Task | Look for the string "value" in the material below. Copy every line where you find it.
......
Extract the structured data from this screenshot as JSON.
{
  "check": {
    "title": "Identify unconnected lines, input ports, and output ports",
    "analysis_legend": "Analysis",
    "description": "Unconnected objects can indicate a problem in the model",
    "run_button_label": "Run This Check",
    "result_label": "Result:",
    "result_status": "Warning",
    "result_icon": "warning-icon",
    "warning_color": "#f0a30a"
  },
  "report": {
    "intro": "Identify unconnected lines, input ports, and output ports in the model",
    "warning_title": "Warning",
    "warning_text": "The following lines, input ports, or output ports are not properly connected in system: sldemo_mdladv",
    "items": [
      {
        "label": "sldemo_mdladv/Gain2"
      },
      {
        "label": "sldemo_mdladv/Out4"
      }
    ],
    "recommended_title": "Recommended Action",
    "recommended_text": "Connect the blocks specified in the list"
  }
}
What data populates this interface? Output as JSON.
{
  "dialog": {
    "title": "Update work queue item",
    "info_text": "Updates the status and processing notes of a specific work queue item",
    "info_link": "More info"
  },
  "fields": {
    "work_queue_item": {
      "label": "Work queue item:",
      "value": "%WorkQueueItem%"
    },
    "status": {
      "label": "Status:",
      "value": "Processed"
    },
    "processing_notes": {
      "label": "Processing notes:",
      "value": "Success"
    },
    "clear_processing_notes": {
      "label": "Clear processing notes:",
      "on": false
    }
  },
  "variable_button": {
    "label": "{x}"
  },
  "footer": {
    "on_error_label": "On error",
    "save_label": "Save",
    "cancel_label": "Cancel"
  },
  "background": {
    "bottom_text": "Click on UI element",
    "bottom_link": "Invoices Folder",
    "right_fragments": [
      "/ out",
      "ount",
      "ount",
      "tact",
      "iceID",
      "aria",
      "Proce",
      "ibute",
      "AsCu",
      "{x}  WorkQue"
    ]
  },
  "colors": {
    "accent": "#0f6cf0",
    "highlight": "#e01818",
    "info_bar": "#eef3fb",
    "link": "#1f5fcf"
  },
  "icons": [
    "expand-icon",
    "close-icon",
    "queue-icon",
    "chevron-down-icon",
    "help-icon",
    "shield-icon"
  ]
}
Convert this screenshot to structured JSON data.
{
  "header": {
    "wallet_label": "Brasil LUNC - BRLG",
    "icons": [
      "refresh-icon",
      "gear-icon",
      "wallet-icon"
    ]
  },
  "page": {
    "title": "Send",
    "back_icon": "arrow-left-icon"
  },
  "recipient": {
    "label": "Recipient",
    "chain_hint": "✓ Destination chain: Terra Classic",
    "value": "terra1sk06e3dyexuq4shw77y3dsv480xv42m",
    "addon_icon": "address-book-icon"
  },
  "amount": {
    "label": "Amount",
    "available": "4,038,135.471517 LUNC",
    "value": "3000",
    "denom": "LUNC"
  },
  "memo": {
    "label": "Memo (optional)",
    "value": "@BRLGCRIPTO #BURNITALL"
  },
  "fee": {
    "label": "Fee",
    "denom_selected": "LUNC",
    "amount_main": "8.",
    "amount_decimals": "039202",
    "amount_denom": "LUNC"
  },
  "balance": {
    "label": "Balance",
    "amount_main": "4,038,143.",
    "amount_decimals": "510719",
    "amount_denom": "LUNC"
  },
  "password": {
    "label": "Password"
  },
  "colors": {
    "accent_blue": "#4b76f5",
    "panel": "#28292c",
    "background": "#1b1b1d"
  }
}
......
Response to the task |
      "value": "%WorkQueueItem%"
      "value": "Processed"
      "value": "Success"
    "value": "terra1sk06e3dyexuq4shw77y3dsv480xv42m",
    "value": "3000",
    "value": "@BRLGCRIPTO #BURNITALL"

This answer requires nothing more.